Then we have Rand Paul, who wants with all his heart and soul to support the tax bill because he is by nature a team player. To keep him on the team, manager McConnell will have to persuade Paul that the data he has seen that suggest that 30 percent of the middle class will actually get a tax hike are wrong. And that all the reasons the senator will find between now and the time to vote are also without merit. Chances of such a managerial coup are rather small, forcing a reluctant Paul to abandon his natural inclination to play ball with the Republican Establishment team, and vote “no” on any tax bill.

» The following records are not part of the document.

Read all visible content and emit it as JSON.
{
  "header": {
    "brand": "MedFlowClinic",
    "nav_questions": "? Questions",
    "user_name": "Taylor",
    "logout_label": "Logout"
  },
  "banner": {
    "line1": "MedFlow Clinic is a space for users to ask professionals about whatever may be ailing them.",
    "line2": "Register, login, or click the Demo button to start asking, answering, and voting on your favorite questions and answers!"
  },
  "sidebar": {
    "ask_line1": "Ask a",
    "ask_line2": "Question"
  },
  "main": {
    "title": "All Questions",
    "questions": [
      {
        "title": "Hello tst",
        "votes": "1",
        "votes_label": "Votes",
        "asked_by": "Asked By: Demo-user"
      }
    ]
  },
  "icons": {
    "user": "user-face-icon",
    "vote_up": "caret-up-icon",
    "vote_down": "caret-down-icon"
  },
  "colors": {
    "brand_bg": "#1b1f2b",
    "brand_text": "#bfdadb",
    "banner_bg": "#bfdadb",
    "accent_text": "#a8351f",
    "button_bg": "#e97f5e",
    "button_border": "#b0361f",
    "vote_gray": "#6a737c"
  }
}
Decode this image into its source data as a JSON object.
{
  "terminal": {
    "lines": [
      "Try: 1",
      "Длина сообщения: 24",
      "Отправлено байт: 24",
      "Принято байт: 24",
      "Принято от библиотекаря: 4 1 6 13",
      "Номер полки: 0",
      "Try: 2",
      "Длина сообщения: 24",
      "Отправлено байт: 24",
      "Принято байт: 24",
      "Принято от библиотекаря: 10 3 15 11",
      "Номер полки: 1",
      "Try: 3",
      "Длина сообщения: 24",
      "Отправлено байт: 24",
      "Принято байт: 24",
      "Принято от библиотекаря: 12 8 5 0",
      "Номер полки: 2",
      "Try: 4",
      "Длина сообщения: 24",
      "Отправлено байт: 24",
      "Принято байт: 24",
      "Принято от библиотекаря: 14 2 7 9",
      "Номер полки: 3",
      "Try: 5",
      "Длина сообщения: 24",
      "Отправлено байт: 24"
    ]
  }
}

If appeals to that team spirit fail, the president might try to win Dr. Paul (an ophthalmologist) over by offering him the job at Health and Human Services recently vacated by the high-flying Dr. Tom Price. But Senate confirmation might prove a stumbling block as his former teammates remember his inattention to their political needs.
If not these three, then perhaps some deficit hawks will regain the lost fervor for the prevention of still another downgrade in America’s credit rating. Or perhaps Trump’s new best friends, Chuck and Nancy, will trade their party’s votes for serious changes in the president’s proposals, or at least for another mess of Chinese food at the White House.
So with the backing of the many Republicans who have no fear of antagonizing constituents in high-tax states, the masses of voters who feel they will benefit from repeal of the estate tax and lower corporate taxes, the skills demonstrated by Republican leaders in the House and Senate, and the help of ever-cooperative Senators Corker, McCain and Paul, the tax bill is a sure winner.
And the stock market will proceed on its path, in defiance of the old saw that no tree grows to the sky.